Are you a Pharmaceutical Sales Representative or a Professional Representative?
Ok, this will be a little controversial and I will probably touch a sensitive nerve or two but I am trying to help identify a way forward for the industry that will ultimately restore business viability while reestablishing trust and credibility. You also have to be thinking 3-5 years from now when you have an even more managed market where there are far more influences on physician prescribing than sales representatives. Which means representatives will have different, more analytical target audiences (think insurance company Medical Directors and their staffs , technology and product review committees, etc). If you are thinking in today’s world this may not will make no sense to you.
So here goes.
When it comes to skills and expertise each of the following representative profiles has its strengths and these strengths may or may not be a good fit for a particular industry or job function. Here is how I see the two profiles:

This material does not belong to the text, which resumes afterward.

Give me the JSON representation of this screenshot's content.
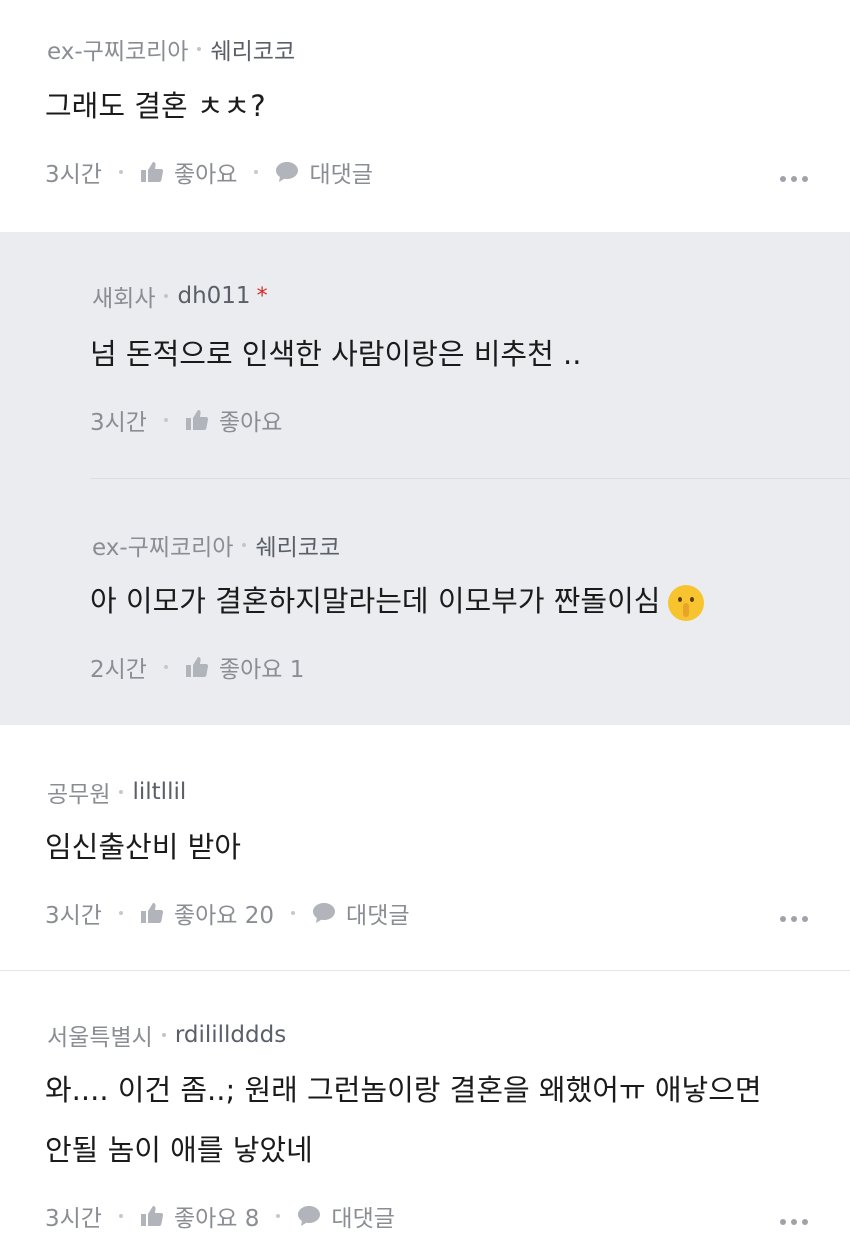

Traditional Pharmaceutical Sales Representative:
- Strong interpersonal and social skills help build rapport and establish relationships
- Exceptional selling skills and persuasive techniques

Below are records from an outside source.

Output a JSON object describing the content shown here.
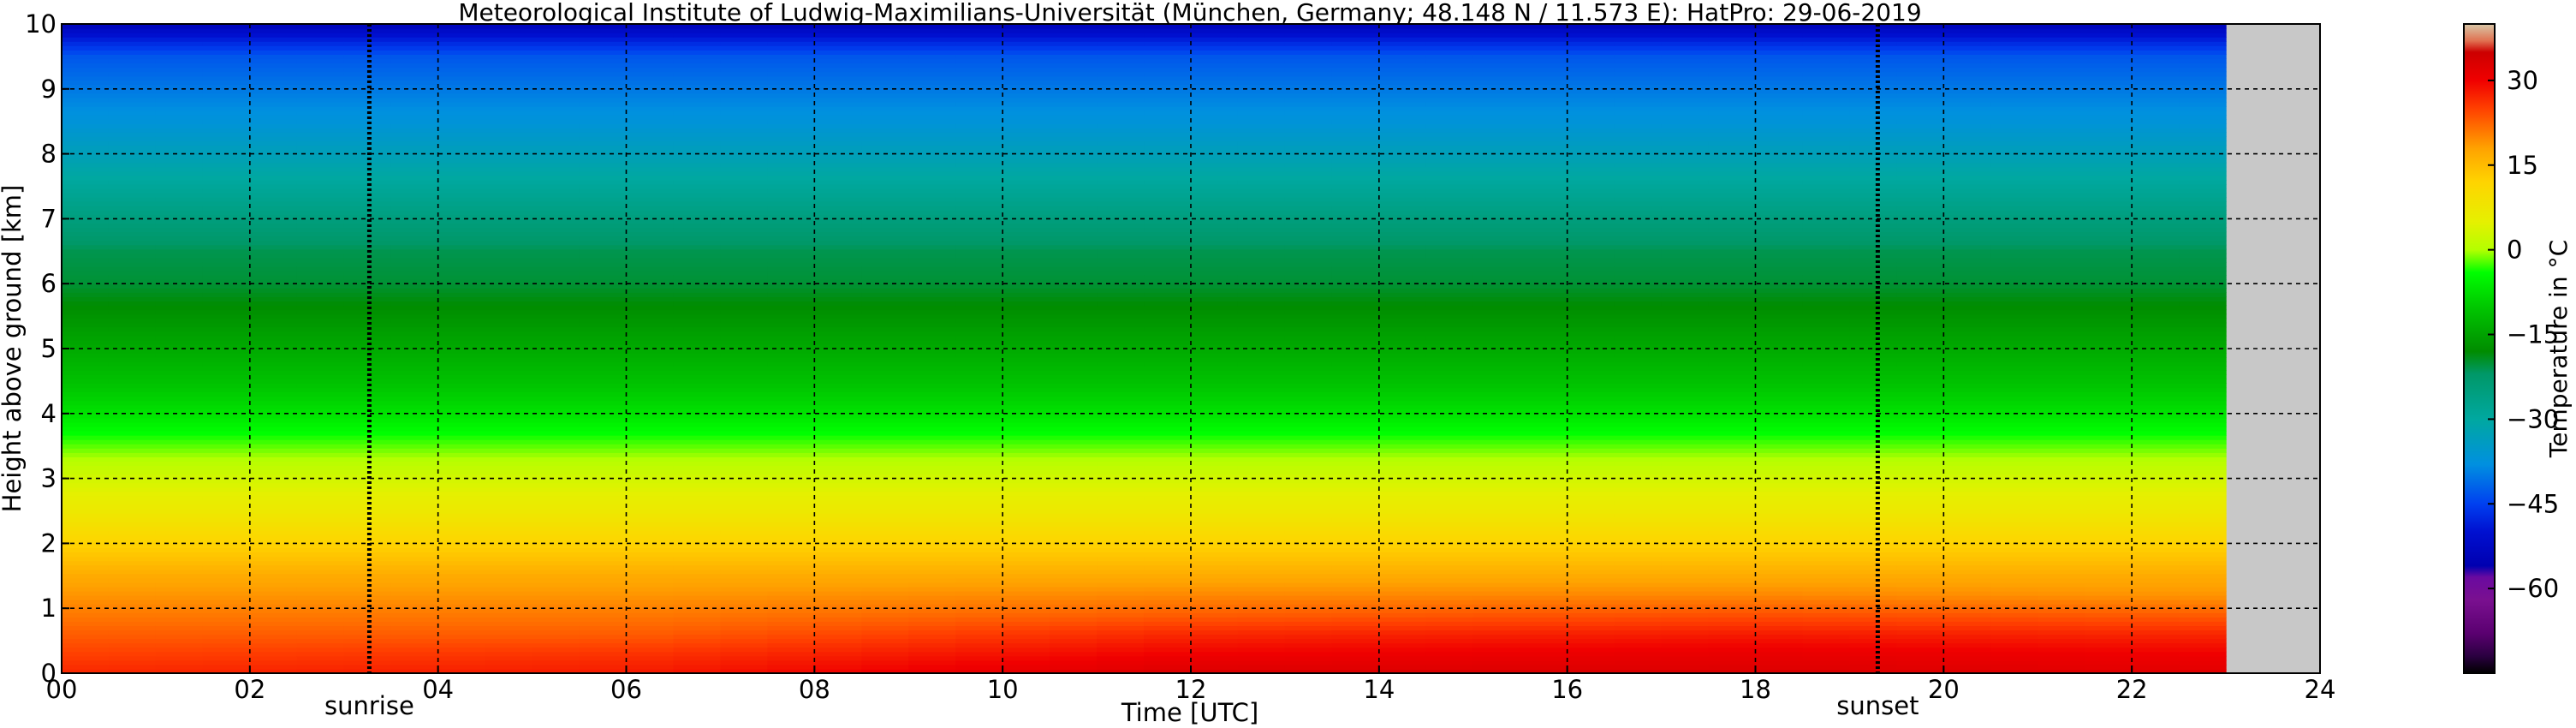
{
  "chart_data": {
    "type": "heatmap",
    "title": "Meteorological Institute of Ludwig-Maximilians-Universität (München, Germany; 48.148 N / 11.573 E):    HatPro: 29-06-2019",
    "xlabel": "Time [UTC]",
    "ylabel": "Height above ground [km]",
    "xlim": [
      0,
      24
    ],
    "ylim": [
      0,
      10
    ],
    "x_ticks": [
      "00",
      "02",
      "04",
      "06",
      "08",
      "10",
      "12",
      "14",
      "16",
      "18",
      "20",
      "22",
      "24"
    ],
    "y_ticks": [
      "0",
      "1",
      "2",
      "3",
      "4",
      "5",
      "6",
      "7",
      "8",
      "9",
      "10"
    ],
    "grid": true,
    "data_end_hour": 23.0,
    "markers": [
      {
        "label": "sunrise",
        "hour": 3.27
      },
      {
        "label": "sunset",
        "hour": 19.3
      }
    ],
    "colorbar": {
      "label": "Temperature in °C",
      "range": [
        -75,
        40
      ],
      "ticks": [
        "30",
        "15",
        "0",
        "−15",
        "−30",
        "−45",
        "−60"
      ],
      "tick_values": [
        30,
        15,
        0,
        -15,
        -30,
        -45,
        -60
      ],
      "stops": [
        {
          "t": -75,
          "color": "#000000"
        },
        {
          "t": -72,
          "color": "#2a0040"
        },
        {
          "t": -68,
          "color": "#5a0070"
        },
        {
          "t": -62,
          "color": "#7a1090"
        },
        {
          "t": -58,
          "color": "#6a0aa0"
        },
        {
          "t": -56,
          "color": "#0000b0"
        },
        {
          "t": -50,
          "color": "#0010d0"
        },
        {
          "t": -45,
          "color": "#0040f0"
        },
        {
          "t": -38,
          "color": "#0090e0"
        },
        {
          "t": -30,
          "color": "#00a8a0"
        },
        {
          "t": -22,
          "color": "#009868"
        },
        {
          "t": -18,
          "color": "#008c00"
        },
        {
          "t": -10,
          "color": "#00c800"
        },
        {
          "t": -4,
          "color": "#00ff00"
        },
        {
          "t": 0,
          "color": "#b4ff00"
        },
        {
          "t": 5,
          "color": "#e6f000"
        },
        {
          "t": 12,
          "color": "#ffd400"
        },
        {
          "t": 18,
          "color": "#ffa200"
        },
        {
          "t": 25,
          "color": "#ff4000"
        },
        {
          "t": 30,
          "color": "#f00000"
        },
        {
          "t": 35,
          "color": "#cc0000"
        },
        {
          "t": 37,
          "color": "#e07050"
        },
        {
          "t": 40,
          "color": "#d8c8a8"
        }
      ]
    },
    "profile_reference": {
      "heights_km": [
        0,
        0.3,
        0.6,
        0.9,
        1.2,
        1.5,
        2.0,
        2.5,
        3.0,
        3.5,
        4.0,
        4.5,
        5.0,
        5.5,
        6.0,
        6.5,
        7.0,
        7.5,
        8.0,
        8.5,
        9.0,
        9.5,
        9.7,
        10.0
      ],
      "times_h": [
        0,
        6,
        12,
        18,
        23
      ],
      "temperatures_c": [
        [
          27,
          28,
          33,
          33,
          32
        ],
        [
          25,
          26,
          30,
          31,
          30
        ],
        [
          23,
          23,
          27,
          28,
          27
        ],
        [
          21,
          21,
          23,
          24,
          23
        ],
        [
          19,
          19,
          20,
          20,
          19
        ],
        [
          17,
          17,
          17,
          17,
          17
        ],
        [
          12,
          12,
          12,
          12,
          12
        ],
        [
          7,
          7,
          7,
          7,
          7
        ],
        [
          3,
          3,
          3,
          3,
          3
        ],
        [
          -2,
          -2,
          -2,
          -2,
          -2
        ],
        [
          -7,
          -7,
          -7,
          -7,
          -7
        ],
        [
          -11,
          -11,
          -11,
          -11,
          -11
        ],
        [
          -14,
          -14,
          -14,
          -14,
          -14
        ],
        [
          -17,
          -17,
          -17,
          -17,
          -17
        ],
        [
          -20,
          -20,
          -20,
          -20,
          -20
        ],
        [
          -21,
          -21,
          -21,
          -21,
          -21
        ],
        [
          -25,
          -25,
          -25,
          -25,
          -25
        ],
        [
          -29,
          -29,
          -29,
          -29,
          -29
        ],
        [
          -33,
          -33,
          -33,
          -33,
          -33
        ],
        [
          -37,
          -37,
          -37,
          -37,
          -37
        ],
        [
          -40,
          -40,
          -40,
          -40,
          -40
        ],
        [
          -43,
          -43,
          -43,
          -43,
          -43
        ],
        [
          -47,
          -47,
          -47,
          -47,
          -47
        ],
        [
          -54,
          -54,
          -54,
          -54,
          -54
        ]
      ]
    }
  }
}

- Tactically oriented, relying on sales materials, promotional programs, and samples
- Customers are seen as prospects and a source of sales revenue
- Selling is seen as a competition (if I get more prescriptions I win, you lose…even if my product isn’t as good as yours)

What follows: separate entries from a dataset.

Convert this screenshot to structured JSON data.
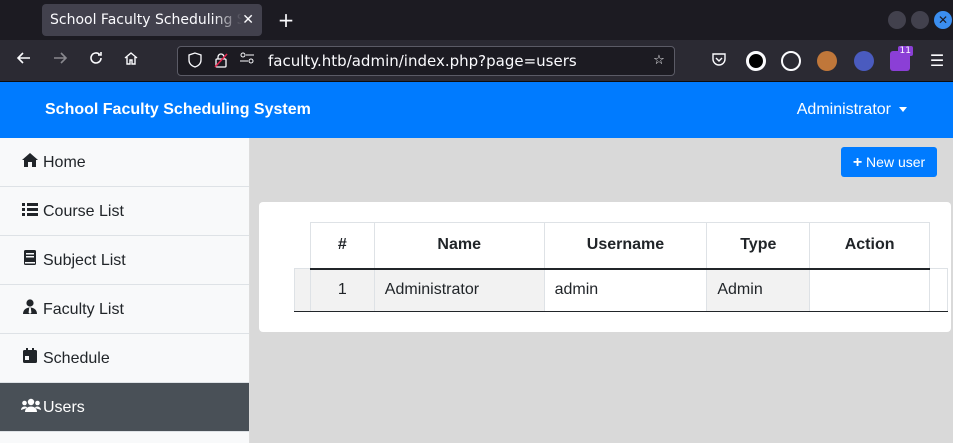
{
  "browser": {
    "tab_title": "School Faculty Scheduling System",
    "url": "faculty.htb/admin/index.php?page=users",
    "extension_badge": "11"
  },
  "app": {
    "brand": "School Faculty Scheduling System",
    "user_menu_label": "Administrator",
    "accent_color": "#007bff"
  },
  "sidebar": {
    "items": [
      {
        "label": "Home",
        "icon": "home-icon"
      },
      {
        "label": "Course List",
        "icon": "list-icon"
      },
      {
        "label": "Subject List",
        "icon": "book-icon"
      },
      {
        "label": "Faculty List",
        "icon": "user-tie-icon"
      },
      {
        "label": "Schedule",
        "icon": "calendar-icon"
      },
      {
        "label": "Users",
        "icon": "users-icon",
        "active": true
      }
    ]
  },
  "main": {
    "new_user_label": "New user",
    "table": {
      "headers": [
        "#",
        "Name",
        "Username",
        "Type",
        "Action"
      ],
      "rows": [
        {
          "num": "1",
          "name": "Administrator",
          "username": "admin",
          "type": "Admin",
          "action": ""
        }
      ]
    }
  }
}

- Sales numbers are a scorecard for incentive compensation
- Work Objective: “get the doctor to prescribe your product as much as possible”
Future Professional Representative:
Has many of the skills of the sales representative including interpersonal, social, and selling skills but…
- They have a patient-oriented focus around meeting or exceeding customer and market expectations (want the best product for the patient)
- Rely heavily on technical and scientific expertise as their base of confidence to establish rapport and build credibility and trust
- Sales numbers and incentive pay are not performance motivators
- Work Objective: “make sure patients get the right product and customers realize the maximum benefit from your products”
The biggest differences between these two profiles for selling pharmaceuticals are the level of expertise and the mindset about their jobs. The professional representative goes well beyond the company training and resources to understand the science around their products and diseases. They pride themselves in staying current and knowing more about their products, the diseases being treated, and competitive products than anybody in their territories, including the physicians. They base their knowledge, presentations, and conclusions on data from the literature which they can quote objectively and accurately. They do this because they see this not just as their job but their responsibility.
The professional representative has a different motivational mindset. They are motivated more by personal performance excellence and expertise than sales numbers and incentive pay. The reason they like and do their job goes well beyond making the sale. In fact you might even think the sale is a collateral benefit of their work. This is a very hard attribute and concept to describe because it is inherent in the thinking of a professional representative. This is one of those “you know it when you see it” type things. Their drive and motivation may not even make sense to the hard core traditional sales representative and certainly isn’t compatible with most traditional pharmaceutical sales management thinking or expectations.
There is nothing wrong with being a traditional sales person. This profile drove sales in the pharmaceutical industry for decades. And, there are industries , especially retail and consumer products, that require a sales mentality to succeed. And, you can be a professional sales person, mastering the skills and acquiring the expertise related to sales of the products you are selling. But if your mindset is still that you are motivated by making the sale and the only reason for your interaction with a customer is to generate a sale, you are a sales person.
The healthcare market has changed however, and one of the changes that the pharmaceutical industry must accommodate is the declining effectiveness and diminishing tolerance for the traditional sales representative role and profile. Declining physician access was perhaps the first indication of this market change. State legislation to restrict sales representative activities followed and intensified regulatory scrutiny has now made for a much more challenging environment for pharmaceutical sales representatives. As a result, I believe that a professional profile as described here and in a previous post is the only hope for pharmaceutical companies to have a local “in the field” presence in the evolving new healthcare market.
I can hear it now….but the regulatory and legal constraints won’t allow for this profile. I’ll address that in the next post. Stay tuned. email@example.com